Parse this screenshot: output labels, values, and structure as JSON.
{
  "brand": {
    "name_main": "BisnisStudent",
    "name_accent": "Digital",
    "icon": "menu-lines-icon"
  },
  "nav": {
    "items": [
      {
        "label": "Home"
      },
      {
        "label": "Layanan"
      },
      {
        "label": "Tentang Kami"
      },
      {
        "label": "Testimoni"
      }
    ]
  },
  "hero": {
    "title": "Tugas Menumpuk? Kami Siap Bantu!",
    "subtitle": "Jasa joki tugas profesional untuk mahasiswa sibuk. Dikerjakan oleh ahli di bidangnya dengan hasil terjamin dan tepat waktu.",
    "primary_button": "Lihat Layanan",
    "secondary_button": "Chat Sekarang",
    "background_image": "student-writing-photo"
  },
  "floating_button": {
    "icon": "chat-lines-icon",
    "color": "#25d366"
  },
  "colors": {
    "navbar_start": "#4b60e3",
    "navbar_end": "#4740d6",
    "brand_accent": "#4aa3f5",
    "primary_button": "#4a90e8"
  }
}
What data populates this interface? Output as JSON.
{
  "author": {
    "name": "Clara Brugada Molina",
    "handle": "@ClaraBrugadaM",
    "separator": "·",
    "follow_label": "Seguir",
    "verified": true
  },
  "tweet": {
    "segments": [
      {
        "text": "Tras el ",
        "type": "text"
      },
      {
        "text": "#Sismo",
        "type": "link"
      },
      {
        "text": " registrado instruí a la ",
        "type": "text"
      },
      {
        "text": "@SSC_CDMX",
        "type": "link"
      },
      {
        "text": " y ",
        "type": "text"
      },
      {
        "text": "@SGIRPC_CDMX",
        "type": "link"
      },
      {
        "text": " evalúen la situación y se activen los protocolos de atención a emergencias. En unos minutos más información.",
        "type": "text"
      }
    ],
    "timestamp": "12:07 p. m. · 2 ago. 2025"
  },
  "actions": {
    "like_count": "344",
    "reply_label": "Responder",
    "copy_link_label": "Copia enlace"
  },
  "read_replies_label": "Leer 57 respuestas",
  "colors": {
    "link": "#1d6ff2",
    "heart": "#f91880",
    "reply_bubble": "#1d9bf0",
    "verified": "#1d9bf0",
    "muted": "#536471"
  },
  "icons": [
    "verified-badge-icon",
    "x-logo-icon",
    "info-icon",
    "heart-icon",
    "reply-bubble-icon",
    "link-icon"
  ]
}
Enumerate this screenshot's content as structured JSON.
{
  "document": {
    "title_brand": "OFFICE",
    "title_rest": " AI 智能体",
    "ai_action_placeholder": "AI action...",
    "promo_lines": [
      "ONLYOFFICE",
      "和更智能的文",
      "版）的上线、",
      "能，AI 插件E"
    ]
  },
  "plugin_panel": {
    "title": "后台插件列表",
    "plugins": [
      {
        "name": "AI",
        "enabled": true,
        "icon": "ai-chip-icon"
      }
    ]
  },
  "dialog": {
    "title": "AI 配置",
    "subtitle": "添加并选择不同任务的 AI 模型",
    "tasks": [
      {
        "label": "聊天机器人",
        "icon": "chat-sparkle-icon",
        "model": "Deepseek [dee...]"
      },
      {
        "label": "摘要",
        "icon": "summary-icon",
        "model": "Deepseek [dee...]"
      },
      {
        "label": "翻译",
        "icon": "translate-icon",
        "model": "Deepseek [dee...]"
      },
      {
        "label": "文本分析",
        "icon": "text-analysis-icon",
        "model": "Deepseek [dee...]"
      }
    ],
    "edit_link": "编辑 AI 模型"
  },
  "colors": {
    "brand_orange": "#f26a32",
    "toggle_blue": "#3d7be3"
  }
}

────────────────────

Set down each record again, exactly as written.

Parse this screenshot: output labels, values, and structure as JSON.
{
  "brand": {
    "name_main": "BisnisStudent",
    "name_accent": "Digital",
    "icon": "menu-lines-icon"
  },
  "nav": {
    "items": [
      {
        "label": "Home"
      },
      {
        "label": "Layanan"
      },
      {
        "label": "Tentang Kami"
      },
      {
        "label": "Testimoni"
      }
    ]
  },
  "hero": {
    "title": "Tugas Menumpuk? Kami Siap Bantu!",
    "subtitle": "Jasa joki tugas profesional untuk mahasiswa sibuk. Dikerjakan oleh ahli di bidangnya dengan hasil terjamin dan tepat waktu.",
    "primary_button": "Lihat Layanan",
    "secondary_button": "Chat Sekarang",
    "background_image": "student-writing-photo"
  },
  "floating_button": {
    "icon": "chat-lines-icon",
    "color": "#25d366"
  },
  "colors": {
    "navbar_start": "#4b60e3",
    "navbar_end": "#4740d6",
    "brand_accent": "#4aa3f5",
    "primary_button": "#4a90e8"
  }
}
What data populates this interface? Output as JSON.
{
  "author": {
    "name": "Clara Brugada Molina",
    "handle": "@ClaraBrugadaM",
    "separator": "·",
    "follow_label": "Seguir",
    "verified": true
  },
  "tweet": {
    "segments": [
      {
        "text": "Tras el ",
        "type": "text"
      },
      {
        "text": "#Sismo",
        "type": "link"
      },
      {
        "text": " registrado instruí a la ",
        "type": "text"
      },
      {
        "text": "@SSC_CDMX",
        "type": "link"
      },
      {
        "text": " y ",
        "type": "text"
      },
      {
        "text": "@SGIRPC_CDMX",
        "type": "link"
      },
      {
        "text": " evalúen la situación y se activen los protocolos de atención a emergencias. En unos minutos más información.",
        "type": "text"
      }
    ],
    "timestamp": "12:07 p. m. · 2 ago. 2025"
  },
  "actions": {
    "like_count": "344",
    "reply_label": "Responder",
    "copy_link_label": "Copia enlace"
  },
  "read_replies_label": "Leer 57 respuestas",
  "colors": {
    "link": "#1d6ff2",
    "heart": "#f91880",
    "reply_bubble": "#1d9bf0",
    "verified": "#1d9bf0",
    "muted": "#536471"
  },
  "icons": [
    "verified-badge-icon",
    "x-logo-icon",
    "info-icon",
    "heart-icon",
    "reply-bubble-icon",
    "link-icon"
  ]
}
Enumerate this screenshot's content as structured JSON.
{
  "document": {
    "title_brand": "OFFICE",
    "title_rest": " AI 智能体",
    "ai_action_placeholder": "AI action...",
    "promo_lines": [
      "ONLYOFFICE",
      "和更智能的文",
      "版）的上线、",
      "能，AI 插件E"
    ]
  },
  "plugin_panel": {
    "title": "后台插件列表",
    "plugins": [
      {
        "name": "AI",
        "enabled": true,
        "icon": "ai-chip-icon"
      }
    ]
  },
  "dialog": {
    "title": "AI 配置",
    "subtitle": "添加并选择不同任务的 AI 模型",
    "tasks": [
      {
        "label": "聊天机器人",
        "icon": "chat-sparkle-icon",
        "model": "Deepseek [dee...]"
      },
      {
        "label": "摘要",
        "icon": "summary-icon",
        "model": "Deepseek [dee...]"
      },
      {
        "label": "翻译",
        "icon": "translate-icon",
        "model": "Deepseek [dee...]"
      },
      {
        "label": "文本分析",
        "icon": "text-analysis-icon",
        "model": "Deepseek [dee...]"
      }
    ],
    "edit_link": "编辑 AI 模型"
  },
  "colors": {
    "brand_orange": "#f26a32",
    "toggle_blue": "#3d7be3"
  }
}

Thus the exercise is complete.